*** Opening of Material supplied ***
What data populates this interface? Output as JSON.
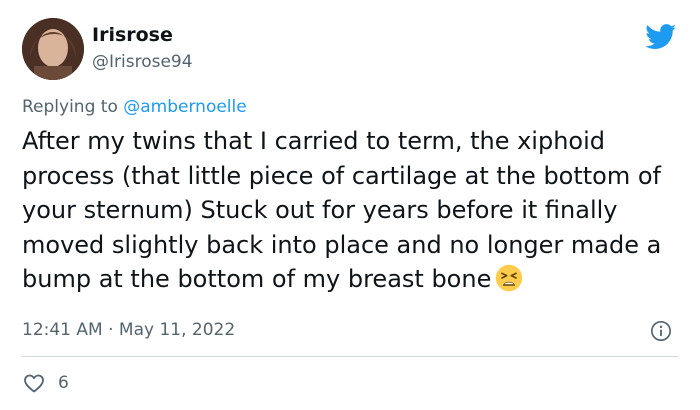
{
  "author": {
    "display_name": "Irisrose",
    "handle": "@Irisrose94"
  },
  "reply": {
    "prefix": "Replying to ",
    "mention": "@ambernoelle"
  },
  "tweet": {
    "text": "After my twins that I carried to term, the xiphoid process (that little piece of cartilage at the bottom of your sternum) Stuck out for years before it finally moved slightly back into place and no longer made a bump at the bottom of my breast bone",
    "emoji": "tired-face-emoji"
  },
  "meta": {
    "time": "12:41 AM",
    "separator": " · ",
    "date": "May 11, 2022"
  },
  "engagement": {
    "likes": "6"
  },
  "icons": {
    "logo": "twitter-bird-icon",
    "info": "info-icon",
    "like": "heart-icon"
  },
  "colors": {
    "brand": "#1d9bf0",
    "secondary_text": "#536471",
    "primary_text": "#0f1419",
    "divider": "#cfd9de"
  }
}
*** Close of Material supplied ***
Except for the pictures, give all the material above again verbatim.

What data populates this interface? Output as JSON.
{
  "author": {
    "display_name": "Irisrose",
    "handle": "@Irisrose94"
  },
  "reply": {
    "prefix": "Replying to ",
    "mention": "@ambernoelle"
  },
  "tweet": {
    "text": "After my twins that I carried to term, the xiphoid process (that little piece of cartilage at the bottom of your sternum) Stuck out for years before it finally moved slightly back into place and no longer made a bump at the bottom of my breast bone",
    "emoji": "tired-face-emoji"
  },
  "meta": {
    "time": "12:41 AM",
    "separator": " · ",
    "date": "May 11, 2022"
  },
  "engagement": {
    "likes": "6"
  },
  "icons": {
    "logo": "twitter-bird-icon",
    "info": "info-icon",
    "like": "heart-icon"
  },
  "colors": {
    "brand": "#1d9bf0",
    "secondary_text": "#536471",
    "primary_text": "#0f1419",
    "divider": "#cfd9de"
  }
}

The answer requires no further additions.